This quotation, taken from Chapter X, shows Douglass’s focus on how he was made into a slave. In one sense, the Narrative is the story of a slave becoming free, but it is also the story of how men are made into slaves. As the structural center of the Narrative, Chapter X describes Douglass’s descent into the most brutal conditions of slavery and then his reaffirmation of his desire to be free. Douglass’s low point as a slave occurs during the first six months of his year with Edward Covey. Covey’s tactics in remaking Douglass into a slave consist mainly of incessant work and constant, brutal punishment. Douglass focuses on the mental and spiritual, rather than physical, consequences of Covey’s treatment. For Douglass, it is no mystery how slave owners are able to control enslaved people through physical debasement. The more mysterious process, and the one that Douglass is concerned with revealing and analyzing, is the way slavery dominates the mind and spirit of an enslaved person. Thus Douglass shows that Covey’s brutality causes Douglass to lose intangible parts of himself, including his ambition to become educated. Similarly, Douglass presents his triumph over Covey later in Chapter X as both a physical and a mysteriously mental and spiritual endeavor.

This quotation also evinces Douglass’s talent for rhetorical flair. The four‑part repetition in the first part of the passage reinforces the way Douglass depicts his dehumanizing transformation.
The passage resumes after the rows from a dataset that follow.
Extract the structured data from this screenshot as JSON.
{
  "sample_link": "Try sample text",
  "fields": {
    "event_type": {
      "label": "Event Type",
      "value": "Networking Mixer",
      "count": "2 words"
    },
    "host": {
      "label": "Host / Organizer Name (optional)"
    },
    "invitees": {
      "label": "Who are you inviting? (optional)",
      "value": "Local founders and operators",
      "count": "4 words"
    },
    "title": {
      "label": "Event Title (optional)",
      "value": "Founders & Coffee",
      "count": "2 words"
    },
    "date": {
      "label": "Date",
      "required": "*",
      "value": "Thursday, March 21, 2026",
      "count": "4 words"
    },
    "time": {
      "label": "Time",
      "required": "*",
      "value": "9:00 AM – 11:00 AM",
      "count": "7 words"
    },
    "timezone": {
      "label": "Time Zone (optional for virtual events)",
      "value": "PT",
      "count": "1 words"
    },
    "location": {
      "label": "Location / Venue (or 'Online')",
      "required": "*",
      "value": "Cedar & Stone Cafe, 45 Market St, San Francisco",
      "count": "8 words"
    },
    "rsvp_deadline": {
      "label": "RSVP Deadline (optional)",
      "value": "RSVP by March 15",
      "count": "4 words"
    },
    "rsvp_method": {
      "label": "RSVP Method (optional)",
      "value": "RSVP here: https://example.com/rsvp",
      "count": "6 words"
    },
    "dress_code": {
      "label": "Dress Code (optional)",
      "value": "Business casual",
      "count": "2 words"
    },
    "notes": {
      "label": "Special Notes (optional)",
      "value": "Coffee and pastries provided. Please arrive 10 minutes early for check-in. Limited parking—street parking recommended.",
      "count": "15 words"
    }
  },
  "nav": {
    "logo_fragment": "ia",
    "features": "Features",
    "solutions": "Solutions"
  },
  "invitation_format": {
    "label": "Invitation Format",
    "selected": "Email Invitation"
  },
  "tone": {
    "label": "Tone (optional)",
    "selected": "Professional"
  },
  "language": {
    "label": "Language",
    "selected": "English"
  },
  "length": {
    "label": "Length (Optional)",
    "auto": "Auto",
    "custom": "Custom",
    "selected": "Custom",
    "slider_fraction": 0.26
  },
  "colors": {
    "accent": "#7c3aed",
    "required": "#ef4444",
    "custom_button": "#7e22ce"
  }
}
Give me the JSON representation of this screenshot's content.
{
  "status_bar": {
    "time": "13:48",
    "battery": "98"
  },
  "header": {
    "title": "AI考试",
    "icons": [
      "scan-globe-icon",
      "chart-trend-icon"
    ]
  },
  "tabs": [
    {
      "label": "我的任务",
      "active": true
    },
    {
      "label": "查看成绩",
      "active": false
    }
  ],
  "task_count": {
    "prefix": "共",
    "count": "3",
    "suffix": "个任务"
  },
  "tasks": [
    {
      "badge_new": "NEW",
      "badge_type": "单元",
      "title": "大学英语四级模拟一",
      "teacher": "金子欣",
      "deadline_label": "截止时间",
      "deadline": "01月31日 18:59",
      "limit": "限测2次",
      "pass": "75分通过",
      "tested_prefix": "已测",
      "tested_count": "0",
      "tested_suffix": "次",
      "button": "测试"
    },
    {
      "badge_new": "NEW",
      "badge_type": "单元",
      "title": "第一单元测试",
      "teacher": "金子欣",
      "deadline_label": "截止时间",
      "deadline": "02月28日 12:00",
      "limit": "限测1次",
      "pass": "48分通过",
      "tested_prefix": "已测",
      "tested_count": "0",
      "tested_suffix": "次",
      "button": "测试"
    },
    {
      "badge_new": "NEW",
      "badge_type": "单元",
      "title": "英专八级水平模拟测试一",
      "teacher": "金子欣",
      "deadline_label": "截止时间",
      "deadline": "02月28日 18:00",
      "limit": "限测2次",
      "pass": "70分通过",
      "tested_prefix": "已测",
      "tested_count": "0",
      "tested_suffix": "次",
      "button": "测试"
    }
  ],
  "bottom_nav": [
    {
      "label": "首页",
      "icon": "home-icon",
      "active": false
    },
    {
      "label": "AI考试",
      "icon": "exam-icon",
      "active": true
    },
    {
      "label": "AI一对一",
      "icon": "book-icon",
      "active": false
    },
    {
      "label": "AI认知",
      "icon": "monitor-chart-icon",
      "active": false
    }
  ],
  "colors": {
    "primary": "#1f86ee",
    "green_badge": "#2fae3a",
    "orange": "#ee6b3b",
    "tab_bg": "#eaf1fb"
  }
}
The final phrase of the sentence, “behold a man transformed into a brute,” contains a second‑person address to the reader, exhorting him or her to “behold.” Douglass frequently uses this type of second‑-person address in the Narrative. It suggests that the reader must participate in the text somehow, as a witness or a judge. Finally, the imagery of the quotation evokes common light‑dark imagery, in which light is positioned as representative of human reason and knowledge, while dark represents a subhuman, unenlightened state—here, the state of slavery.